As Georgia Dabritz begins her run on vault she’s calm, she’s focused, she’s thinking about… puppies?
After years of doing skills, the Red Rocks know their bodies know what to do, they just have to get their mind to stop worrying so much.
“You want to be focused, but you don’t want to be thinking too much, because then the negative thoughts can find a way to sneak in there,” Tory Wilson said.
During Dabrtiz’s freshman year, Utah co-head coach Greg Marsden told Dabritz to think about puppies and blankets to help her clear her mind as she was preparing to vault.
Though she has no idea where Marsden’s idea came from, Dabritz has taken the idea, and well, ran with it.
As she is running, Dabritz makes up a small story to clear her mind — stories that can range from shopping to finding a lovable little pooch.
“They’re stories like, ‘yesterday when I was at the mall and I saw this and I really wanted buy this,’ or ‘I saw this one puppy and I really wanted to buy it.’” Dabrtiz said. “It’s just a random story that I come up with in my head. I am the least creative person too, so they kind of come out of nowhere.”
She used the tactic during her freshmen year, before it faded out over the course of her sophomore and junior seasons. But she has brought it back for her senior campaign and so far it’s been working. Dabritz is ranked second in the nation on vault with a regional qualifying score of 9.945. Oh, and she stuck a perfect 10 against Arizona State.
The other gymnasts have their own ways of keeping their minds off things.
Most of the Red Rocks are singers when they take the beam, but Wilson takes it up a notch by doing a rendition of the ABC’s.
“It’s just one of those tricks that keep your mind distracted,” Wilson said. “If I sing the ABC’s, it keeps my mind busy and my body knows what to do so I just do my routine.”
Kari Lee, like a lot of the Utes, uses words to help her before each skill, but sometimes they aren’t necessarily corrective words.
“On floor, I think I just talk to myself, I don’t really tell a story, but I say things like, ‘stay happy,’ don’t forget to do this,’ ‘smile,’ ‘wink,’” Lee said.
It’s all in an effort to stop the mind and let the muscle memory take over.
“Normally when I think about it too much, I overcorrect it or I just don’t do it normal,” Lee said. “So if I don’t think about it, I just do it normal.”
Not speaking about the beam
Against Oregon State, the Red Rocks may have had some bad flashbacks on beam as two Utes — Tory Wilson and Kari Lee — fell off the apparatus, forcing Utah to count a fall for the first time this season. The Utes though, have decided not to stress too much.

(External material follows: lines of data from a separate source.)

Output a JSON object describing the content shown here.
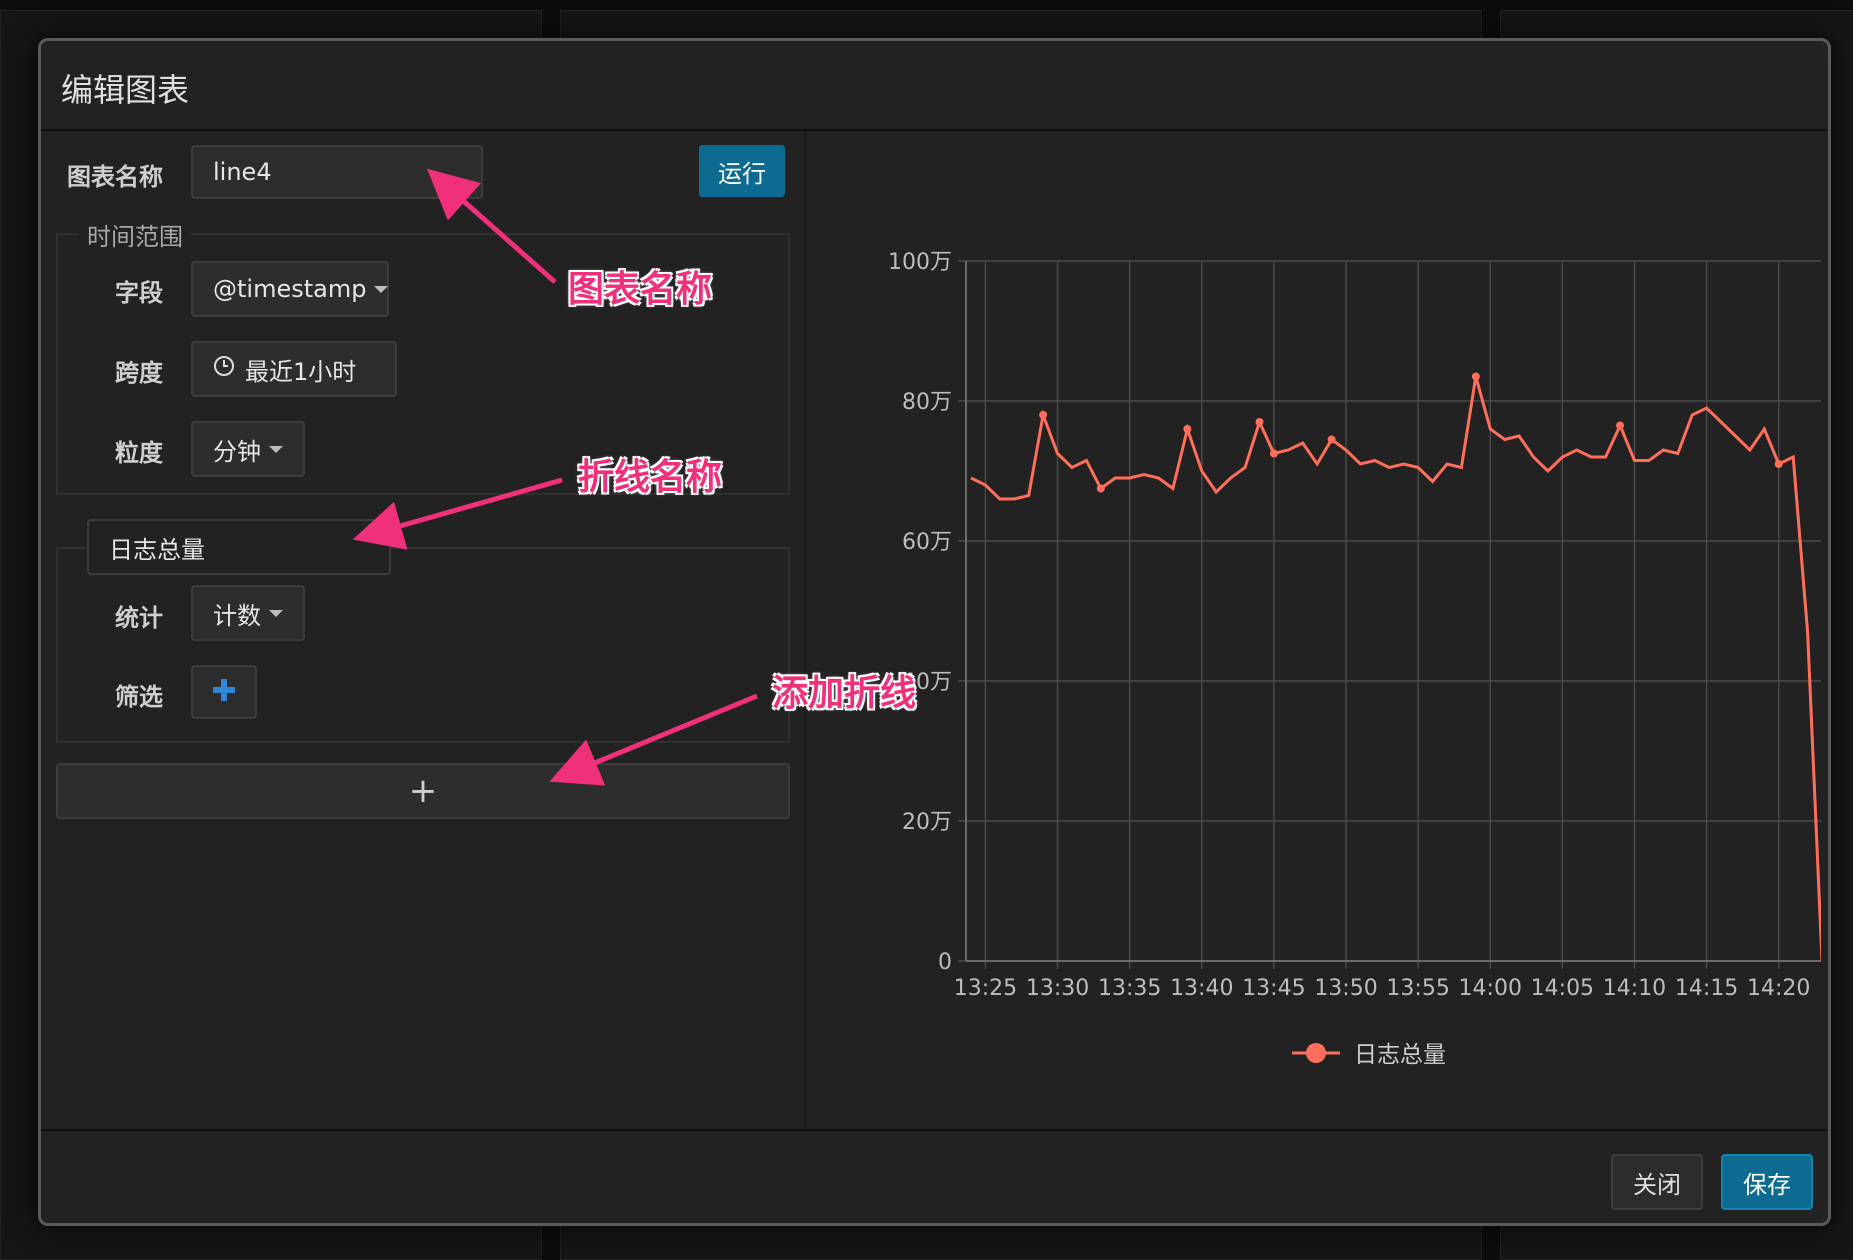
{
  "modal": {
    "title": "编辑图表",
    "chart_name_label": "图表名称",
    "chart_name_value": "line4",
    "run_button": "运行",
    "time_range": {
      "legend": "时间范围",
      "field_label": "字段",
      "field_value": "@timestamp",
      "span_label": "跨度",
      "span_value": "最近1小时",
      "granularity_label": "粒度",
      "granularity_value": "分钟"
    },
    "series": {
      "name_value": "日志总量",
      "stat_label": "统计",
      "stat_value": "计数",
      "filter_label": "筛选"
    },
    "add_line_symbol": "+",
    "close_button": "关闭",
    "save_button": "保存"
  },
  "annotations": {
    "chart_name": "图表名称",
    "line_name": "折线名称",
    "add_line": "添加折线"
  },
  "colors": {
    "accent": "#0d6b91",
    "line": "#ff6e5a",
    "annotation": "#f0307a"
  },
  "chart_data": {
    "type": "line",
    "x": [
      "13:24",
      "13:25",
      "13:26",
      "13:27",
      "13:28",
      "13:29",
      "13:30",
      "13:31",
      "13:32",
      "13:33",
      "13:34",
      "13:35",
      "13:36",
      "13:37",
      "13:38",
      "13:39",
      "13:40",
      "13:41",
      "13:42",
      "13:43",
      "13:44",
      "13:45",
      "13:46",
      "13:47",
      "13:48",
      "13:49",
      "13:50",
      "13:51",
      "13:52",
      "13:53",
      "13:54",
      "13:55",
      "13:56",
      "13:57",
      "13:58",
      "13:59",
      "14:00",
      "14:01",
      "14:02",
      "14:03",
      "14:04",
      "14:05",
      "14:06",
      "14:07",
      "14:08",
      "14:09",
      "14:10",
      "14:11",
      "14:12",
      "14:13",
      "14:14",
      "14:15",
      "14:16",
      "14:17",
      "14:18",
      "14:19",
      "14:20",
      "14:21",
      "14:22",
      "14:23"
    ],
    "x_ticks": [
      "13:25",
      "13:30",
      "13:35",
      "13:40",
      "13:45",
      "13:50",
      "13:55",
      "14:00",
      "14:05",
      "14:10",
      "14:15",
      "14:20"
    ],
    "series": [
      {
        "name": "日志总量",
        "values": [
          690000,
          680000,
          660000,
          660000,
          665000,
          780000,
          725000,
          705000,
          715000,
          675000,
          690000,
          690000,
          695000,
          690000,
          675000,
          760000,
          700000,
          670000,
          690000,
          705000,
          770000,
          725000,
          730000,
          740000,
          710000,
          745000,
          730000,
          710000,
          715000,
          705000,
          710000,
          705000,
          685000,
          710000,
          705000,
          835000,
          760000,
          745000,
          750000,
          720000,
          700000,
          720000,
          730000,
          720000,
          720000,
          765000,
          715000,
          715000,
          730000,
          725000,
          780000,
          790000,
          770000,
          750000,
          730000,
          760000,
          710000,
          720000,
          470000,
          0
        ]
      }
    ],
    "y_ticks": [
      "0",
      "20万",
      "40万",
      "60万",
      "80万",
      "100万"
    ],
    "ylim": [
      0,
      1000000
    ],
    "grid": true,
    "legend": "bottom-center"
  }
}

“As a coaching staff, we talked about not really talking much about the beam thing,” Utah head coach Megan Marsden said. “The two people that went down are two of our most consistent performers on beam and they are allowed a mistake.
“We aren’t going to spend a lot of time dwelling on that because we think it will take care of itself with those athletes. They are competitors and I don’t think they’ll dwell on it either if we don’t.”
In the rankings
Utah remained No. 4 this week with an RQS of 197.295. Oklahoma (197.740) remained No. 1 followed by LSU (197.485) and Florida (197.455). The Red Rocks next opponent, Michigan, rounds out the top 5 with a 197.065.
Individually, Dabritz is ranked No. 1 nationally on bars, No. 2 on vault and tied for fifth on floor. Wilson (tied for sixth) and Kailah Delaney (tied for ninth) are also in the top 10 on vault. Wilson is ranked seventh nationally, and first in the Pac-12, in the all-around.